The debt was sold to Eurofin at a discount who then repackaged the loans and sold them back to clients of BES at an inflated price. This provided an easy source of funding to the bank but one that the governor of the Bank of Portugal described as “fraudulent”.
Now scrutiny is turning to the role of the Salgado family. The patriarch of the family, Ricardo, has now been placed under house arrest.
The crimes he is alleged to be involved with range from forgery, tax evasion and money laundering. This is quite separate from the indictment he received last year for other charges of money laundering. Assets seized include paintings and holiday villas.
It’s official: London property prices are daylight robbery
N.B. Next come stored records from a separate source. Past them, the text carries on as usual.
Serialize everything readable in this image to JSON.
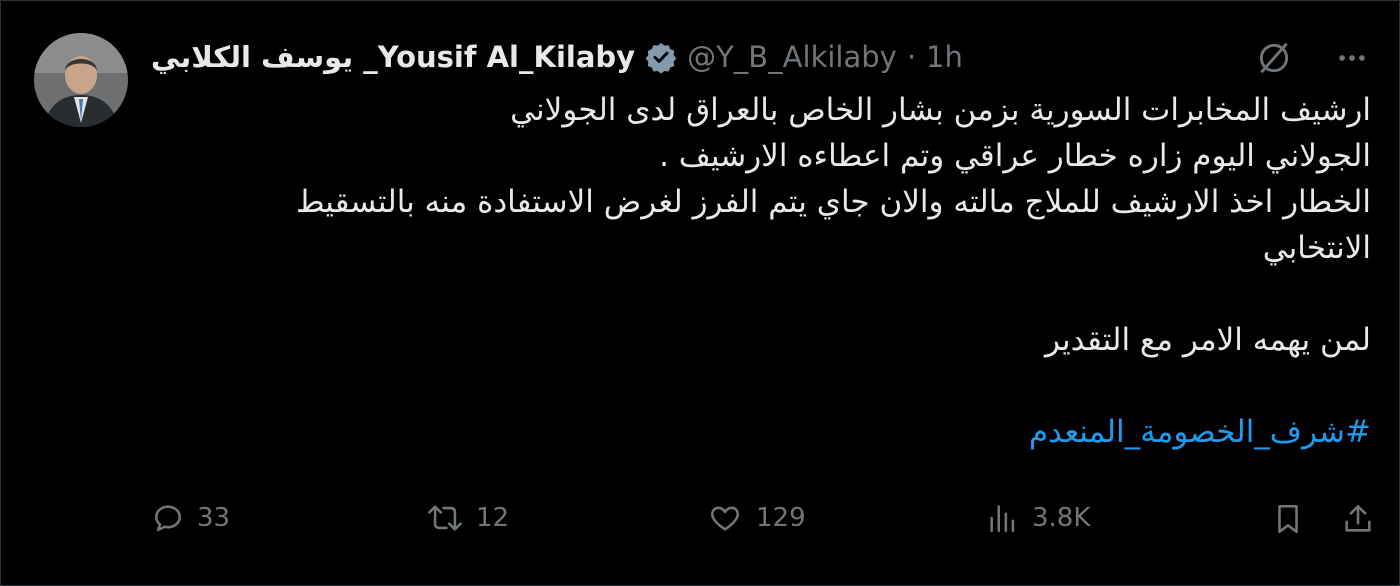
{
  "tweet": {
    "display_name": "يوسف الكلابي _Yousif Al_Kilaby",
    "handle": "@Y_B_Alkilaby",
    "separator": "·",
    "time": "1h",
    "lines": [
      "ارشيف المخابرات السورية بزمن بشار الخاص بالعراق لدى الجولاني",
      "الجولاني اليوم زاره خطار عراقي وتم اعطاءه الارشيف .",
      "الخطار اخذ الارشيف للملاج مالته والان جاي يتم الفرز  لغرض الاستفادة منه بالتسقيط",
      "الانتخابي"
    ],
    "closing_line": "لمن يهمه الامر مع التقدير",
    "hashtag": "#شرف_الخصومة_المنعدم"
  },
  "actions": {
    "replies": "33",
    "reposts": "12",
    "likes": "129",
    "views": "3.8K"
  },
  "icons": {
    "verified": "verified-badge-icon",
    "grok": "grok-icon",
    "more": "more-icon",
    "reply": "reply-icon",
    "repost": "repost-icon",
    "like": "like-icon",
    "views": "views-icon",
    "bookmark": "bookmark-icon",
    "share": "share-icon"
  },
  "colors": {
    "background": "#000000",
    "text": "#e7e9ea",
    "muted": "#71767b",
    "accent": "#1d9bf0"
  }
}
It has been suspected for a long time that the vast amounts of money flowing into the London property though anonymous shell companies are often the laundered proceeds of crime, and this is pricing people out of the market.
Now that suspicion has been confirmed by the UK’s leading crime agency.
The head of National Crime Agency’s economic crime command, Donald Toon, has been quoted in the Times as saying: “I believe the London property market has been skewed by laundered money.”
He added that “prices of high-end property are being artificially driven up by the desire of overseas criminals to sequester their assets here in the UK.”
As reported in last week’s Wrapper, a recent documentary, From Russia with Cash, demonstrated how London estate agents seem more than willing to facilitate this trade. A string of estate agents were secretly recorded as they discussed high value property with ‘Boris’ an undercover journalist posing as a corrupt Russian official.
Who really owns the £122bn of London property held in secret offshore vehicles is mostly unknown.
A small insight into this murky world was provided to us this week by Global Witness. A report released by the campaign group last week showed how large parts of Baker Street, the home of fictional detective Sherlock Holmes, are owned by a brutal former head of the Kasakh secret police.
The case revolves Rakhat Aliyev, who was found hanged in an Austrian prison earlier this year while awaiting trial for the murder of two bankers.
Documents uncovered by Global Witness show Aliyev to have been the owner of a £147m property empire. Global Witness is calling for a public register of beneficial ownership of land in the UK to prevent this kind of money laundering from taking place.
Tax inspectors without borders…(or conscience?)
The OECD and the UN Development Programme have jointly started a new programme: Tax inspectors without Borders.
The idea is to build capacity in the tax departments of developing world nations by sending experts from the west to help them with audits of major multinational firms.
No doubt the UK will soon be flying out David Harnett and John Conners to teach developing world tax inspectors about the lucrative opportunities that await them working in the tax departments of large multi-nationals if they don’t cause too much trouble when in post.
The Wrapper staff will be spending the month of August inspecting its property portfolio in a variety beach resorts dotted around the Mediterranean. We will report back tanned and refreshed in September.